Meanwhile, Sir Berek (Dymond) is a former warrior turned accountant in the Empire of Izmer. He's bored with his job and longs to return to his days of adventure. His wife, Melora (Burton-Hill), is a mage who wants to join the Council of Mages. One day, a nearby villager seeks their help: Two men have explored a local cave and vanished. The villager leads Berek and Melora into the cave, where they soon discover the sleeping dragon Falazure. Melora turns to ancient books of hieroglyphs and learns about the dragon god and his battle with Turan, an ancient, lost civilization. Turan and its style of magic are foreign. With the help of other mages, Melora struggles to uncover the secrets of these ancient books.
By the time Berek realizes the empire is under threat, the king's guardsmen have already left on another mission. Although he's the former captain of the guard, Berek is afraid he's gone soft and doubts his own sword skills. Nevertheless, it's up to him to round up a motley crew to stop Damodar and Falazure before they destroy the Empire of Izmer. Berek recruits a barbarian (Chidzey), a cleric (Elder), an elf wizard (Gaskell) and a rogue (Stern). Together they face monsters and mazes—but can they stop bickering among themselves long enough to get the job done?
Journeying with game boys and girls
The DVD comes in a widescreen edition with 5.1 Dolby Digital. Subtitles are available in English, French and Spanish. Special features include commentary by three D&D
players (including the D&D
special projects manager at Wizards of the Coast), a short documentary about adapting the game to the screen and an interview with D&D
creator Gary Gygax discussing how game elements are incorporated into the movie. There's also a DVD-ROM feature ("Servant of Decay Adventure Guide") and links to Web sites. The guide is a 24-page booklet of game instructions and illustrations intended to be "an early adventure in the careers of novice adventurers."
In one of the documentaries, Cindy Rice, entertainment agent at Wizards of the Coast, describes showing Dungeons & Dragons: Wrath of the Dragon God
to a group of D&D
fans. When the movie ended, those fans said, "That was cool! That was a D&D
movie." The filmmakers may have gone to great lengths to give fans a rich experience, but what about viewers who haven't the slightest clue what D&D
is all about?
The good news is, this sequel is the equivalent of a reliable workhorse—it gets the job done. The story is easy to follow, and the characters are fairly interesting considering that this is a movie based on a game. Wrath of the Dragon God
was filmed in Lithuania at a real medieval site that's rich in architectural value. With a budget reported to be $15 million, the CG effects are plentiful. Viewers can count on seeing lots of monsters and magic. At times the plot feels contrived, because the characters make decisions that would happen in a game as opposed to decisions people make in real life. For that reason, watching the movie sometimes feels like peering over the shoulders of strangers who are playing a game, all the while knowing you'll never get a turn. Still, this sequel is a great improvement over the first Dungeons & Dragons

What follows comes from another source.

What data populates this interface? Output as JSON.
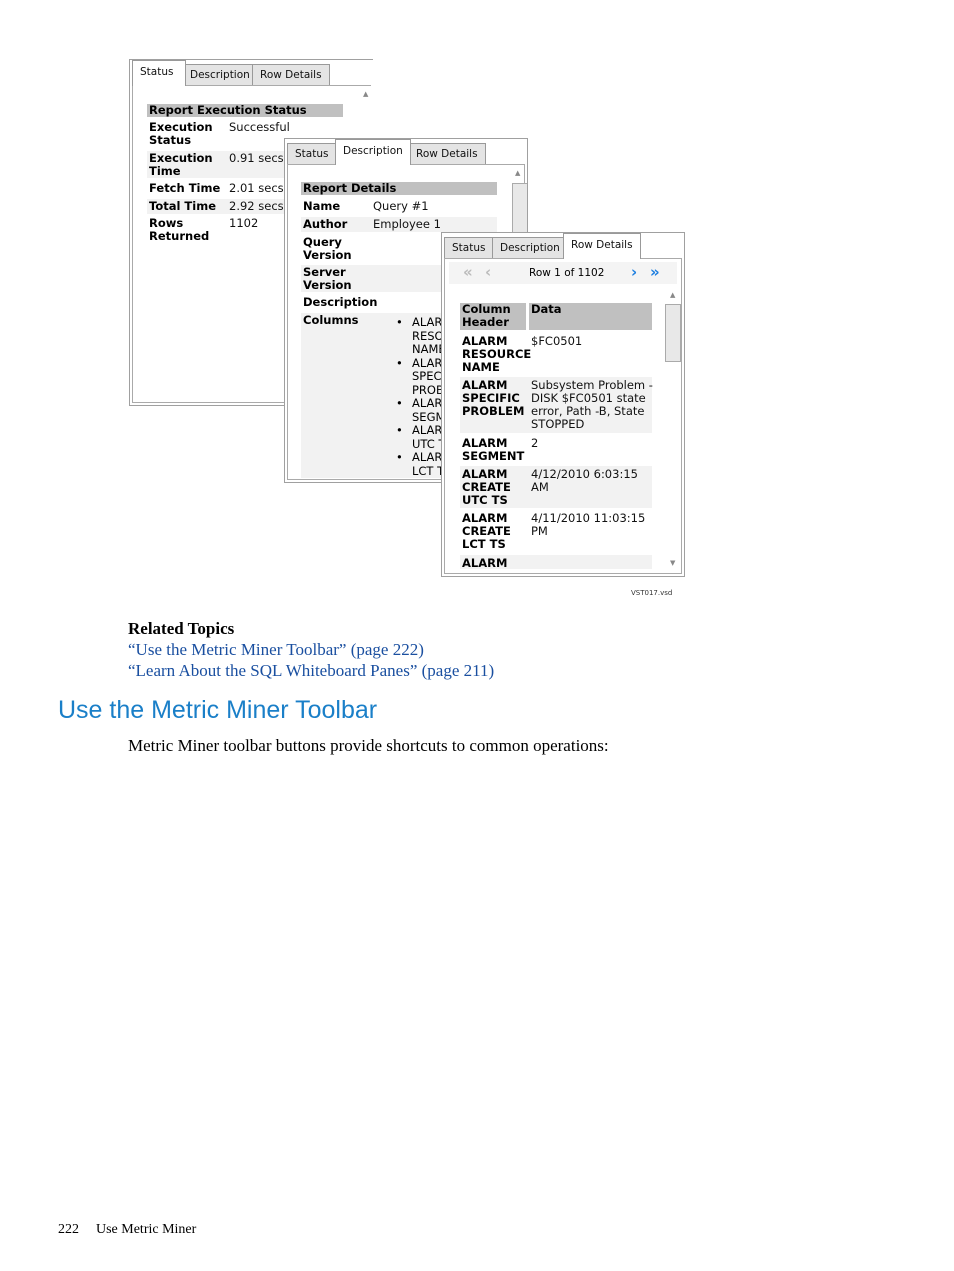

I'm not a D&D fan, so the details drawn from the game went over my head. While D&D fans are likely to appreciate this movie the most, those of us who aren't in the "in" crowd can enjoy it, too. —Resa